, HUJI, School of Medicine - IMRIC, Biochemistry and Molecular Biology
Novel methodologies to provide an a priori evaluation of whether a drug will cause heart damage and identify the mechanism through which injury takes place
Heart injury, Inflammatory disease, Diabetes
The Chevion Heart Research Laboratory, Institute of Medical Research, Faculty of Medicine
New and classical methodologies to evaluate the capacity of the heart to withstand severe ischemia and subsequent reperfusion
Similar methodologies adapted to the evaluation of the effects of such drugs on the kidney and/or liver
The Laboratory's technologies evaluate possible deleterious effects of new drugs on the heart.

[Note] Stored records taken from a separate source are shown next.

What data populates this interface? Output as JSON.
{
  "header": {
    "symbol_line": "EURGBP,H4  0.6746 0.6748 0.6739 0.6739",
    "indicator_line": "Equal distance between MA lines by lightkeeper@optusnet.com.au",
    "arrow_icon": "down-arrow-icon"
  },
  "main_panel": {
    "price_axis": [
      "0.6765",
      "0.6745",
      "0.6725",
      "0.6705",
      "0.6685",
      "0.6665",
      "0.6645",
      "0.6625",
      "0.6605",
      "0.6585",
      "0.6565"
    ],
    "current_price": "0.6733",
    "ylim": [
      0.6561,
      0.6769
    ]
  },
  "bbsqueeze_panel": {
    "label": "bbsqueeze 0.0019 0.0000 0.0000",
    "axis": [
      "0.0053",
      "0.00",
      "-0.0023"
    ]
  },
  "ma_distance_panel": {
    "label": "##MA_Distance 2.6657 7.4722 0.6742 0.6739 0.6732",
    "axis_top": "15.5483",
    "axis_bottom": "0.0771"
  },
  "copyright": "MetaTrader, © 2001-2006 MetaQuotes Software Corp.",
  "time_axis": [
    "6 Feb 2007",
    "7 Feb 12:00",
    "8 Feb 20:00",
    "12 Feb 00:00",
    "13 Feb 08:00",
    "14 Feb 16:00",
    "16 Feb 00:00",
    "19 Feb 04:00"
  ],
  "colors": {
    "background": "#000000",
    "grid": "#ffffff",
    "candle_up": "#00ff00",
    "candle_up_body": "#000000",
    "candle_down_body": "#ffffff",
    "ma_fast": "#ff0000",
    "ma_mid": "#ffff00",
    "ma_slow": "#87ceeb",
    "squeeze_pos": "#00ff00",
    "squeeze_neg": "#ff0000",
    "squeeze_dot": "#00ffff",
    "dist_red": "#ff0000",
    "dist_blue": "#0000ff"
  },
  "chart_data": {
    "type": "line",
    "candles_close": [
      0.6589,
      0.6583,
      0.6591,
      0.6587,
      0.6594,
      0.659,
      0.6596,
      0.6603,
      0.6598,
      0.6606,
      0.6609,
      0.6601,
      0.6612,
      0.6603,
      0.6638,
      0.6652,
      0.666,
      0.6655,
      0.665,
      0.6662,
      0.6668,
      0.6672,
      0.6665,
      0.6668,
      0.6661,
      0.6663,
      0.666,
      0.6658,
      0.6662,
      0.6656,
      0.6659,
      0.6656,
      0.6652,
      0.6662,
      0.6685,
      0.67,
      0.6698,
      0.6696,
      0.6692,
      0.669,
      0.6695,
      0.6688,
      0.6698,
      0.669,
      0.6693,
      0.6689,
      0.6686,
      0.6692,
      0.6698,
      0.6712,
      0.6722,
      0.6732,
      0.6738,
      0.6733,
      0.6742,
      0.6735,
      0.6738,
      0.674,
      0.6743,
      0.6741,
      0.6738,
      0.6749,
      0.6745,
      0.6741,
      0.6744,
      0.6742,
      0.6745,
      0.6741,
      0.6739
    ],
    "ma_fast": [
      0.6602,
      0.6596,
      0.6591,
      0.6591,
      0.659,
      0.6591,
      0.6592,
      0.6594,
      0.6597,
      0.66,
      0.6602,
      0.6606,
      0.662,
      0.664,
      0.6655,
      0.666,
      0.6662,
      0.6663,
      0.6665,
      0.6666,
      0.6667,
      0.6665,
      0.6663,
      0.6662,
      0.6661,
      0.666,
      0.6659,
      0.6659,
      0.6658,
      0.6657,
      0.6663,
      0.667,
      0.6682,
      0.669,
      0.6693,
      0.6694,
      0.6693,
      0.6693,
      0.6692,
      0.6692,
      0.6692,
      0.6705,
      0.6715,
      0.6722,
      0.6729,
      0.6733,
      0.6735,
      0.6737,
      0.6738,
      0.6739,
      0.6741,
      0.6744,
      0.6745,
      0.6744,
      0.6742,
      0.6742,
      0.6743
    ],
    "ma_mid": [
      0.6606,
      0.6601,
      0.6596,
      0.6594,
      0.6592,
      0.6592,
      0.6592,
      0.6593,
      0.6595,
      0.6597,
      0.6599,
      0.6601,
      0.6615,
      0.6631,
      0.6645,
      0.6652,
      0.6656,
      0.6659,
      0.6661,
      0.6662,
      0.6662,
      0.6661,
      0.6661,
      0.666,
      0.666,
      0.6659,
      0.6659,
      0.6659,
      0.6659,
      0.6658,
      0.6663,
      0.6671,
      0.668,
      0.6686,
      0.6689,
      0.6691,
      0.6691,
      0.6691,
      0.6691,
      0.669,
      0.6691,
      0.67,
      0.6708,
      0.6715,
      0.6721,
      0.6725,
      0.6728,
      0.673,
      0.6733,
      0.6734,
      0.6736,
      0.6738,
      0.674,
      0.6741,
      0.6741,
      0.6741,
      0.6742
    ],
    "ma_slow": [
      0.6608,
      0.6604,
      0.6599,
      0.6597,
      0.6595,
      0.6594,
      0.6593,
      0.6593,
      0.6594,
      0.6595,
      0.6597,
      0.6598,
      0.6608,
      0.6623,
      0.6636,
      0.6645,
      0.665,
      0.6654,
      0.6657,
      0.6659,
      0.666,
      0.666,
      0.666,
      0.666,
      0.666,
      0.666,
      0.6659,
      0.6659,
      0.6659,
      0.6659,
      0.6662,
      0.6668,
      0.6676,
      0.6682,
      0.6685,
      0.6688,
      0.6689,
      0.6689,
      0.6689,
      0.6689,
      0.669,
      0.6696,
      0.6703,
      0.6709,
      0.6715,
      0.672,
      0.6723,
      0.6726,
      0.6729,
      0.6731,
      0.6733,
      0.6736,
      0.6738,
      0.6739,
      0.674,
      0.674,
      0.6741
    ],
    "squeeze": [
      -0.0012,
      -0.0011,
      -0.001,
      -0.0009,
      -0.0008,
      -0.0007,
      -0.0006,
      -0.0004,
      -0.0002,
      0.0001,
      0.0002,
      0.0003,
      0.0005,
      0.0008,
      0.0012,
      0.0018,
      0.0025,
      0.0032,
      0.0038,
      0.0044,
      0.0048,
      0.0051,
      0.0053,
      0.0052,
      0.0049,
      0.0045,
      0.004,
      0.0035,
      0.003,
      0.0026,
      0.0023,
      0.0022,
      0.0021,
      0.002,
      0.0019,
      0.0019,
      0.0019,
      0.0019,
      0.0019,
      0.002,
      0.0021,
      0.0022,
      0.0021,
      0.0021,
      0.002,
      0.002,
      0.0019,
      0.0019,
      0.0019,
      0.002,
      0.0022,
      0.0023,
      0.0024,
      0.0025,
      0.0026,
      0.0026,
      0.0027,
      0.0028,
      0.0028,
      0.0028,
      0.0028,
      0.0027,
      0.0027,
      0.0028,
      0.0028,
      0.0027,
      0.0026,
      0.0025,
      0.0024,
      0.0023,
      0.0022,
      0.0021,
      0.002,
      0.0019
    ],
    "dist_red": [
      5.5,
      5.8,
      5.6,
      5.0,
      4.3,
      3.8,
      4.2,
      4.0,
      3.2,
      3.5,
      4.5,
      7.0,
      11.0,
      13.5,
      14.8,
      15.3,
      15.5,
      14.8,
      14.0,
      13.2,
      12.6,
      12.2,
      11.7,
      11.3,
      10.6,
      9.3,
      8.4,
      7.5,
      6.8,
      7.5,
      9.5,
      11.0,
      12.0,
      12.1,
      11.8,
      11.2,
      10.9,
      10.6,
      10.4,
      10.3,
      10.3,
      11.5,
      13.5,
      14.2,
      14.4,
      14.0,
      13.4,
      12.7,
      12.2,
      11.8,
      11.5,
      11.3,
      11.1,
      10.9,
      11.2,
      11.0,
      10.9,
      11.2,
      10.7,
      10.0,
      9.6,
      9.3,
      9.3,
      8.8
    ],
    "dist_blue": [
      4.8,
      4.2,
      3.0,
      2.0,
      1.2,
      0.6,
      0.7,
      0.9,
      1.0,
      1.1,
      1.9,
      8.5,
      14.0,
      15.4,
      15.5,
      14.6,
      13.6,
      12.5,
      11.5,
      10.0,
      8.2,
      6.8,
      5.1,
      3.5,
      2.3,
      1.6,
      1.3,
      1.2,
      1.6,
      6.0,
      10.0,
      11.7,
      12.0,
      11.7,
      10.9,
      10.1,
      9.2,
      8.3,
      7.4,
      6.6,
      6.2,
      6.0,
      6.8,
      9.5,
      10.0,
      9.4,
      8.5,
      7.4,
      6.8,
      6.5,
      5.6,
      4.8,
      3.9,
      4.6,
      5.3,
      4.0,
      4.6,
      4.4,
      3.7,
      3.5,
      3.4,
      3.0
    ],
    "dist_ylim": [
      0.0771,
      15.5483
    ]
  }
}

These evaluations are similar to the mandatory requirement for complete toxicological evaluations of new drugs, prior to public use. The Laboratory's evaluations avert the possibility of a drug being banned after it has received marketing approval and is in clinical use, preventing damage to the drug company's reputation and saving funds.
Recently, several approved drugs in clinical use, including anti-diabetic and anti-inflammatory drugs, have been found to cause injury to the heart and their use halted.
Researcher and Research Interests
Professor Mottie (Mordechai) Chevion, , The Dr. W. Ganz Chair of Heart Studies For more than twenty years Professor Chevion focused on the study of the biological roles of reactive oxygen-derived and nitrogen-derived species (RONS). Major interests of his lab included the mechanisms of damage to the major salivary glands by free radicals (such as under ionizing irradiation). Other interests included reperfusion injury of various organs such as heart and eye, following ischemia.
The Chevion Heart Research Laboratory is equipped with two advanced systems for running experiments utilising isolated heart models coupled to a PC-based data acquisition and manipulation system, as well as all necessary equipment for physiological and biochemical measurements. In addition, the Laboratory enjoys free access to additional general and heavy equipment of the Department of Inter-Departmental Equipment located in the same building. Three Ph.D. and two M.Sc. candidates